At the AEC, Courtney and Whiskers topped a division of 47 starters on their dressage score of 22.5. They picked up two more Training wins before the end of the year, and after a prep run this January they made the big move to Preliminary at Pine Top. A 31.1 in dressage, clear show jump round and clear cross country with some time earned them a tenth place finish.

“I’m not going to say we don’t have things to work on, but he was well within himself,” Courtney said of Whiskers’ first Prelim run. He may have jumped big over some fences like the trakehner and the hammock shown above, but he met the fences in stride and marched on to the next question.

“He was having fun with his job. He came off the course feeling like a smarter horse for having been out there and he came back happy as can be. I think that’s the other mark to pay attention to, whether the horse consistently keeps coming off courses going, ‘I understand the questions you asked and I’m happy.’”

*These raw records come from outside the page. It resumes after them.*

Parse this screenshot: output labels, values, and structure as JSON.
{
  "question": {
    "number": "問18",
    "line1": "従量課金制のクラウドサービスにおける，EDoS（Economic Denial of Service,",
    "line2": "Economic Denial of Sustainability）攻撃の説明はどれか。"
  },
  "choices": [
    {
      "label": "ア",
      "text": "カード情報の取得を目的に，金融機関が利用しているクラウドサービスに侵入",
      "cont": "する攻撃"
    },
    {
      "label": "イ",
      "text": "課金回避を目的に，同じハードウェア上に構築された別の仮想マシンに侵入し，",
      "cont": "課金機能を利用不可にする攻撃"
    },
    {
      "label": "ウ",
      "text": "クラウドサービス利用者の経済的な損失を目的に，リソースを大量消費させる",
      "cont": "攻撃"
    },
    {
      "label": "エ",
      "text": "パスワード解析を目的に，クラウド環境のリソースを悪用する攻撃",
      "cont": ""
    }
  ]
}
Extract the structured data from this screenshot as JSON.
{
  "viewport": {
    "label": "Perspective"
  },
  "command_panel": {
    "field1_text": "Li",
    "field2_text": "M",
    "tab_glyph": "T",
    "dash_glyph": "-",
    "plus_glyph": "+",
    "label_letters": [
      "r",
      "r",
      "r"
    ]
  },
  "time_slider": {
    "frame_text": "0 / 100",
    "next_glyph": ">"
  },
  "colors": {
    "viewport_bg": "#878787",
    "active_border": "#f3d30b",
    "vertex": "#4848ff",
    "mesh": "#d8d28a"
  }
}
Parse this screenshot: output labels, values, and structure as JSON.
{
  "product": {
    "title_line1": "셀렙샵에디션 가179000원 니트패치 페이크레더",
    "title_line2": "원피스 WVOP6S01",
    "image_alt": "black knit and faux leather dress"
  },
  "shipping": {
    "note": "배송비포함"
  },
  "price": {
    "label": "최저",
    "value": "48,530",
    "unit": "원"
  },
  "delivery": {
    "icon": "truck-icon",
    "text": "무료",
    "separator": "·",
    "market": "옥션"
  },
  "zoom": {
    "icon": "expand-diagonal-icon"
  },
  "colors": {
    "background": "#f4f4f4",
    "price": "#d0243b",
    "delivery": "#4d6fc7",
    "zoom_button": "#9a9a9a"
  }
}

Courtney said there is no time constraint on Whiskers’ education and he will compete at Preliminary until he is solid in all three phases. “The plan is to make sure that the same parameters we followed at Training level are met before we move up. He has to be proficient in all three phases and not have an inkling of a question when he does his work.”

“He has scope for days, a good gallop and trainability, which is so important. I would love to say he’d be an international caliber team horse–all the pieces are there,” Courtney said. “I’m taking my time and really trying to get his education consistently in order and will continue working with good people on a regular basis. But the world is his oyster. I think there are a lot of things this horse could do and my job is to not screw it up.”

Whiskers is owned by the Dare to Dream Team and there are still some shares available. The goal of the syndicate is to get people involved so they can enjoy the journey without an overly expensive buy in. If you’re interested in more information about joining the syndication, email Courtney at [email protected].